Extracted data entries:
§ §
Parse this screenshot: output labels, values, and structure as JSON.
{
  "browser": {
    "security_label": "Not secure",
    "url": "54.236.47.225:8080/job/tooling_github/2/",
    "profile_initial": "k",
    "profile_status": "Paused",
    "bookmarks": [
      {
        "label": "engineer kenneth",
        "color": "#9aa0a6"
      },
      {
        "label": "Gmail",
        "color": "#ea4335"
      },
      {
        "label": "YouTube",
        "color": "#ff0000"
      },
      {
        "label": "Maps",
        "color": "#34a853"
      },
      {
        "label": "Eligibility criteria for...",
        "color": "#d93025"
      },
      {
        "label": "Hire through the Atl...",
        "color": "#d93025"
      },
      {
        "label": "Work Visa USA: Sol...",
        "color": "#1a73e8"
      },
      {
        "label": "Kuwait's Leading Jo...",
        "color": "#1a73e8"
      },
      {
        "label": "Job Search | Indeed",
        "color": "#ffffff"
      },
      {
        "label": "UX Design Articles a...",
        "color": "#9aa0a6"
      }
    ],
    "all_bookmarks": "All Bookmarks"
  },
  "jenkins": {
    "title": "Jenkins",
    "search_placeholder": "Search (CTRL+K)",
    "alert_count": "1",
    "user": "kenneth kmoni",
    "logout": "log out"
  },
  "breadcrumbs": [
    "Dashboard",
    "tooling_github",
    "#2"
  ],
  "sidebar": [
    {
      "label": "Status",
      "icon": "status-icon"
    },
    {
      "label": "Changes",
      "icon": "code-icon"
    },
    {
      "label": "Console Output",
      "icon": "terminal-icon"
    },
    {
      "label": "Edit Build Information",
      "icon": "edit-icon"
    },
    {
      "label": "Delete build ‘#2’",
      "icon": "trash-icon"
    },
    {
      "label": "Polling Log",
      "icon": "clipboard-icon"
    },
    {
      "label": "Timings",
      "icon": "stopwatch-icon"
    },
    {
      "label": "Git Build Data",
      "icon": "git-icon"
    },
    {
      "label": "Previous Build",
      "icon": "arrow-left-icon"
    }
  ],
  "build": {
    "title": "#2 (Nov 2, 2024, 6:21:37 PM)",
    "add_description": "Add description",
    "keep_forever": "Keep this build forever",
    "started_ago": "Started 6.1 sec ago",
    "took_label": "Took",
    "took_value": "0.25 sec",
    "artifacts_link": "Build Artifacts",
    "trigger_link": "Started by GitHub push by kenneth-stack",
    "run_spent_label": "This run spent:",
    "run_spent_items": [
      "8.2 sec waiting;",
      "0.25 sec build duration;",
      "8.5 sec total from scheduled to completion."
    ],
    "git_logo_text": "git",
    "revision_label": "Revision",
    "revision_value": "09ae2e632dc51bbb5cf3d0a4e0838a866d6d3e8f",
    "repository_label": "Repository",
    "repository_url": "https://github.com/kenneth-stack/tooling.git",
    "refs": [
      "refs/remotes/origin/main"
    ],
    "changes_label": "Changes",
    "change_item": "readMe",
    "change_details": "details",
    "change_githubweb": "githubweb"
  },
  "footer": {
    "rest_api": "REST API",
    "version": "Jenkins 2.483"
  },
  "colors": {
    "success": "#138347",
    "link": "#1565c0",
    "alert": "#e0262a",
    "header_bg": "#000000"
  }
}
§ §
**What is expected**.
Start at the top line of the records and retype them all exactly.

**Answer section**.
Parse this screenshot: output labels, values, and structure as JSON.
{
  "browser": {
    "security_label": "Not secure",
    "url": "54.236.47.225:8080/job/tooling_github/2/",
    "profile_initial": "k",
    "profile_status": "Paused",
    "bookmarks": [
      {
        "label": "engineer kenneth",
        "color": "#9aa0a6"
      },
      {
        "label": "Gmail",
        "color": "#ea4335"
      },
      {
        "label": "YouTube",
        "color": "#ff0000"
      },
      {
        "label": "Maps",
        "color": "#34a853"
      },
      {
        "label": "Eligibility criteria for...",
        "color": "#d93025"
      },
      {
        "label": "Hire through the Atl...",
        "color": "#d93025"
      },
      {
        "label": "Work Visa USA: Sol...",
        "color": "#1a73e8"
      },
      {
        "label": "Kuwait's Leading Jo...",
        "color": "#1a73e8"
      },
      {
        "label": "Job Search | Indeed",
        "color": "#ffffff"
      },
      {
        "label": "UX Design Articles a...",
        "color": "#9aa0a6"
      }
    ],
    "all_bookmarks": "All Bookmarks"
  },
  "jenkins": {
    "title": "Jenkins",
    "search_placeholder": "Search (CTRL+K)",
    "alert_count": "1",
    "user": "kenneth kmoni",
    "logout": "log out"
  },
  "breadcrumbs": [
    "Dashboard",
    "tooling_github",
    "#2"
  ],
  "sidebar": [
    {
      "label": "Status",
      "icon": "status-icon"
    },
    {
      "label": "Changes",
      "icon": "code-icon"
    },
    {
      "label": "Console Output",
      "icon": "terminal-icon"
    },
    {
      "label": "Edit Build Information",
      "icon": "edit-icon"
    },
    {
      "label": "Delete build ‘#2’",
      "icon": "trash-icon"
    },
    {
      "label": "Polling Log",
      "icon": "clipboard-icon"
    },
    {
      "label": "Timings",
      "icon": "stopwatch-icon"
    },
    {
      "label": "Git Build Data",
      "icon": "git-icon"
    },
    {
      "label": "Previous Build",
      "icon": "arrow-left-icon"
    }
  ],
  "build": {
    "title": "#2 (Nov 2, 2024, 6:21:37 PM)",
    "add_description": "Add description",
    "keep_forever": "Keep this build forever",
    "started_ago": "Started 6.1 sec ago",
    "took_label": "Took",
    "took_value": "0.25 sec",
    "artifacts_link": "Build Artifacts",
    "trigger_link": "Started by GitHub push by kenneth-stack",
    "run_spent_label": "This run spent:",
    "run_spent_items": [
      "8.2 sec waiting;",
      "0.25 sec build duration;",
      "8.5 sec total from scheduled to completion."
    ],
    "git_logo_text": "git",
    "revision_label": "Revision",
    "revision_value": "09ae2e632dc51bbb5cf3d0a4e0838a866d6d3e8f",
    "repository_label": "Repository",
    "repository_url": "https://github.com/kenneth-stack/tooling.git",
    "refs": [
      "refs/remotes/origin/main"
    ],
    "changes_label": "Changes",
    "change_item": "readMe",
    "change_details": "details",
    "change_githubweb": "githubweb"
  },
  "footer": {
    "rest_api": "REST API",
    "version": "Jenkins 2.483"
  },
  "colors": {
    "success": "#138347",
    "link": "#1565c0",
    "alert": "#e0262a",
    "header_bg": "#000000"
  }
}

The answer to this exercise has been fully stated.